CompletionHandler.failed()method (line 16) catches any runtime exception during task processing. You can implement any compensation code here to avoid data loss. When you work on mission critical data, then it may be a good idea to use
CompletionHandlers. But *still* there's another issue. The clients can submit tasks but they don't know if the pool will successfully process these tasks. Successful in this context means that the bytes submitted actually reach their destination (the file on the hard disk). If you want to be sure that all submitted tasks are actually processed before closing, it gets a little trickier. You need a 'graceful' closing mechanism, that waits until the work queue is empty *before* it actually closes the channel and the associated executor service (this isn't possible using standard lifecycle methods).
My last snippets introduce the
GracefulAsynchronousFileChannel. You can get the complete code here in my Git repository. The behaviour of that channel is like this: guarantee to process all successfully submitted write operations and throw an
NonWritableChannelExceptionif the channel prepares shutdown. It takes two things to implement that behaviour. Firstly, you'll need to implement the
afterExecute()in an extension of
ThreadPoolExecutorthat sends a signal when the queue is empty. This is what
afterExecute()method (line 12) is executed after each processed task by the thread that processed that given task. The implementation sends the
isEmptysignal in line 18. The second part you need two gracefully close a channel is a custom implementation of the
Study that code for a while. The interesting bits are in line 11 where the
innerChannelgets replaced by a read-only channel. That causes any subsequent asynchronous write requests to fail with an
NonWritableChannelException. In line 16 the
close()method waits for the
isEmptysignal to happen. When this signal is send after the last write task the
close()method continues with an orderly shutdown procedure (line 27 ff.). Basically, the code adds a shared lifecycle state across the file channel and the associated thread pool. That way both objects can communicate during the shutdown procedure and avoid data loss.
Here is a logging client that uses the
The client starts two threads, one thread issues write operations in an infinite loop (line 6 ff.). The other thread closes the file channel asynchronously after one second of processing (line 25 ff.). If you run that client, then the following output is produced:
Starting graceful shutdown ... Deal with the fact that the channel was closed asynchronously ... java.nio.channels.NonWritableChannelException Channel blocked for write access ... Waiting for signal that queue is empty ... Issueing signal that queue is empty ... Received signal that queue is empty ... closing File closed ... Pool closed ... Expected file size (bytes): 400020 Actual file size (bytes): 400020 No write operation was lost!The output shows the orderly shutdown procedure of participating threads. The logging thread needs to deal with the fact that the channel was closed asynchronously. After the queued tasks are processed the channel resources are closed. No data was lost, everything that the client issued was really written to the file destination. No

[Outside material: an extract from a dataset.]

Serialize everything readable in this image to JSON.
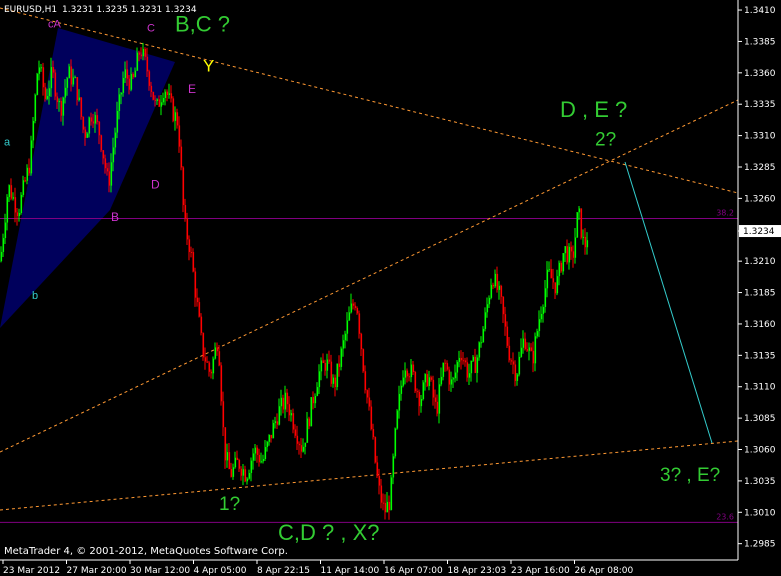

RejectedExecutionExceptions in such a graceful closing procedure.
That's all in terms of safely closing asynchronous file channels. The complete code is here in my Git repository. I hope you've enjoyed it a little. Looking forward to your comments.
The NIO.2 file channels series:
- Applying custom thread pools
- Closing file channels without loosing data
- I/O operations are not atomic